This movie is a breath of fresh air in terms of cinematic romances. You never doubt the love that these two women have for each other, which was also very dangerous, considering that this movie takes place in the 50s - a time period where homosexuality was not tolerated or accepted by society. You really relate to Therese and Carol, you feel for them and you want them to get together in the end because over the course of the film we get to know them well, we see them bond, and we experience their romance through the fantastic cinematography and visuals, the great music and, of course, the pitch-perfect acting from Blanchett and Mara. How they didn't get Oscars is beyond me. The chemistry between them is amazing, culminating in one of the most beautiful love scenes ever filmed. Rumor has it that this scene was filmed on Rooney Mara's birthday, and if that's the case, I'm majorly jealous of her.

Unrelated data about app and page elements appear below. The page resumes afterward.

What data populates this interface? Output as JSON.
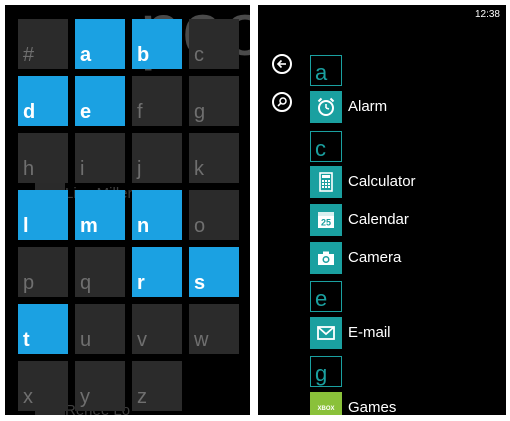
{
  "jump_list": {
    "background_text": "people",
    "background_names": [
      "Lisa Miller",
      "Renee Lo"
    ],
    "letters": [
      {
        "label": "#",
        "active": false
      },
      {
        "label": "a",
        "active": true
      },
      {
        "label": "b",
        "active": true
      },
      {
        "label": "c",
        "active": false
      },
      {
        "label": "d",
        "active": true
      },
      {
        "label": "e",
        "active": true
      },
      {
        "label": "f",
        "active": false
      },
      {
        "label": "g",
        "active": false
      },
      {
        "label": "h",
        "active": false
      },
      {
        "label": "i",
        "active": false
      },
      {
        "label": "j",
        "active": false
      },
      {
        "label": "k",
        "active": false
      },
      {
        "label": "l",
        "active": true
      },
      {
        "label": "m",
        "active": true
      },
      {
        "label": "n",
        "active": true
      },
      {
        "label": "o",
        "active": false
      },
      {
        "label": "p",
        "active": false
      },
      {
        "label": "q",
        "active": false
      },
      {
        "label": "r",
        "active": true
      },
      {
        "label": "s",
        "active": true
      },
      {
        "label": "t",
        "active": true
      },
      {
        "label": "u",
        "active": false
      },
      {
        "label": "v",
        "active": false
      },
      {
        "label": "w",
        "active": false
      },
      {
        "label": "x",
        "active": false
      },
      {
        "label": "y",
        "active": false
      },
      {
        "label": "z",
        "active": false
      }
    ],
    "colors": {
      "accent": "#1ba1e2",
      "inactive_tile": "#2b2b2b"
    }
  },
  "app_list": {
    "status_bar": {
      "time": "12:38"
    },
    "buttons": {
      "back_icon": "back-arrow-icon",
      "search_icon": "search-icon"
    },
    "groups": [
      {
        "header": "a",
        "apps": [
          {
            "name": "Alarm",
            "icon": "alarm-clock-icon"
          }
        ]
      },
      {
        "header": "c",
        "apps": [
          {
            "name": "Calculator",
            "icon": "calculator-icon"
          },
          {
            "name": "Calendar",
            "icon": "calendar-icon",
            "icon_text": "25"
          },
          {
            "name": "Camera",
            "icon": "camera-icon"
          }
        ]
      },
      {
        "header": "e",
        "apps": [
          {
            "name": "E-mail",
            "icon": "envelope-icon"
          }
        ]
      },
      {
        "header": "g",
        "apps": [
          {
            "name": "Games",
            "icon": "xbox-icon",
            "icon_text": "XBOX"
          }
        ]
      }
    ],
    "colors": {
      "accent": "#1aa0a0",
      "games_tile": "#8ac13a"
    }
  }
}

Lastly, I want to talk about Carol's husband, Harge. The movie could have so easily made him a cliched bad guy, but it doesn't go that route - it's obvious that he wants his wife to love him and, while he goes about winning her back completely the wrong way (by blackmailing her and threatening to take solo custody of their daughter), I kinda feel bad for him because it must suck to find out that the woman you love doesn't even like men. However, their conflict brings about one of the absolute greatest bits of acting from Cate Blanchett during a hearing scene, which shows that he is not unreasonable and he is willing to make a compromise.
In conclusion, if you're sick and tired of god-awful, contrived and cringe-worthy romances in garbage like Attack of the Clones, Twilight, Fifty Shades of Grey and other YA crap, and you want to see and experience something special, definitely give this film a watch. Trust me, it's worth every second.
Highly, highly recommended!